-------- INPUT FOR THIS TASK --------

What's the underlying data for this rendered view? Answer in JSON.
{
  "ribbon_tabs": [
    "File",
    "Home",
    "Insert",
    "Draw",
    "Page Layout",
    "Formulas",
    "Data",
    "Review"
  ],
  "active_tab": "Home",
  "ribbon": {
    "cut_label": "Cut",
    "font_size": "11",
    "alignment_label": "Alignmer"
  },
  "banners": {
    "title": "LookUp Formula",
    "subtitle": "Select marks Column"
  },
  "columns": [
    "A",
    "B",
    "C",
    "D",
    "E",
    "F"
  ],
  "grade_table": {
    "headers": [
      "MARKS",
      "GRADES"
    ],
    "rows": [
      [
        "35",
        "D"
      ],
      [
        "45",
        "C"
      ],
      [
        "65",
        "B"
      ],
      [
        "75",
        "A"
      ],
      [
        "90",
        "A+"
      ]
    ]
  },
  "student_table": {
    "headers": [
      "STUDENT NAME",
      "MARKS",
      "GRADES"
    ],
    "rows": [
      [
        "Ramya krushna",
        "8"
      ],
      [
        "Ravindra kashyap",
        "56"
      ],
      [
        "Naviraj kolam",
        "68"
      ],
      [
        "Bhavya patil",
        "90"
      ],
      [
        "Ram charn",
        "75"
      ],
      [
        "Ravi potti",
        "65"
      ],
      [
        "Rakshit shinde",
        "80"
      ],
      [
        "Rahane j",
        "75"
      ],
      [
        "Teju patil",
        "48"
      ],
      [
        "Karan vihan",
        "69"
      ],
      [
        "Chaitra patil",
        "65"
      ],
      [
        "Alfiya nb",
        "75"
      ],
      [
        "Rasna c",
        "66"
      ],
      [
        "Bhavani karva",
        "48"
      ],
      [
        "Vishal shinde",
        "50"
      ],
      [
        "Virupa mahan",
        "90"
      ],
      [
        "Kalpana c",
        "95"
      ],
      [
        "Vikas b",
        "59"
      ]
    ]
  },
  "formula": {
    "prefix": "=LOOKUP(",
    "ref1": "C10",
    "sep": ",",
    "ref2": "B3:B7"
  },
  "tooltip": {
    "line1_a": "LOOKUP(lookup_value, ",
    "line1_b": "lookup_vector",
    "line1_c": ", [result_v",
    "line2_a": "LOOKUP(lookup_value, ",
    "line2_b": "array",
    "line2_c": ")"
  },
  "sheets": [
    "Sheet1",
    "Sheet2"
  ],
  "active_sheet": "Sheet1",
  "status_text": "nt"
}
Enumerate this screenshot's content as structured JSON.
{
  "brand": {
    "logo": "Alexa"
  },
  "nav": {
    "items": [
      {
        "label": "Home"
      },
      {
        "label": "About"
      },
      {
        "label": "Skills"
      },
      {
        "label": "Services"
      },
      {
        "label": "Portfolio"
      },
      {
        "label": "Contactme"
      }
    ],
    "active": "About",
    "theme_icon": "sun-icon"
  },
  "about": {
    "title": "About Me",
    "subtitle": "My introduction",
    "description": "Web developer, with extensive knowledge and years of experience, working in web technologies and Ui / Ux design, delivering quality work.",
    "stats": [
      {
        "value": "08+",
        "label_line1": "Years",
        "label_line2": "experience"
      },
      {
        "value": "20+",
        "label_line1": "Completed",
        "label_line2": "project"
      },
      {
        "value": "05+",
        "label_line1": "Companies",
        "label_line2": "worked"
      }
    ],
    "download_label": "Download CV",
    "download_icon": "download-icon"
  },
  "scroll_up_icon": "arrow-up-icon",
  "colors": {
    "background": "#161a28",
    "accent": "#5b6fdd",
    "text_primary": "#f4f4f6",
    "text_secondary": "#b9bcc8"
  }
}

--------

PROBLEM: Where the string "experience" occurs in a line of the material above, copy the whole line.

THE ANSWER:
    "description": "Web developer, with extensive knowledge and years of experience, working in web technologies and Ui / Ux design, delivering quality work.",
        "label_line2": "experience"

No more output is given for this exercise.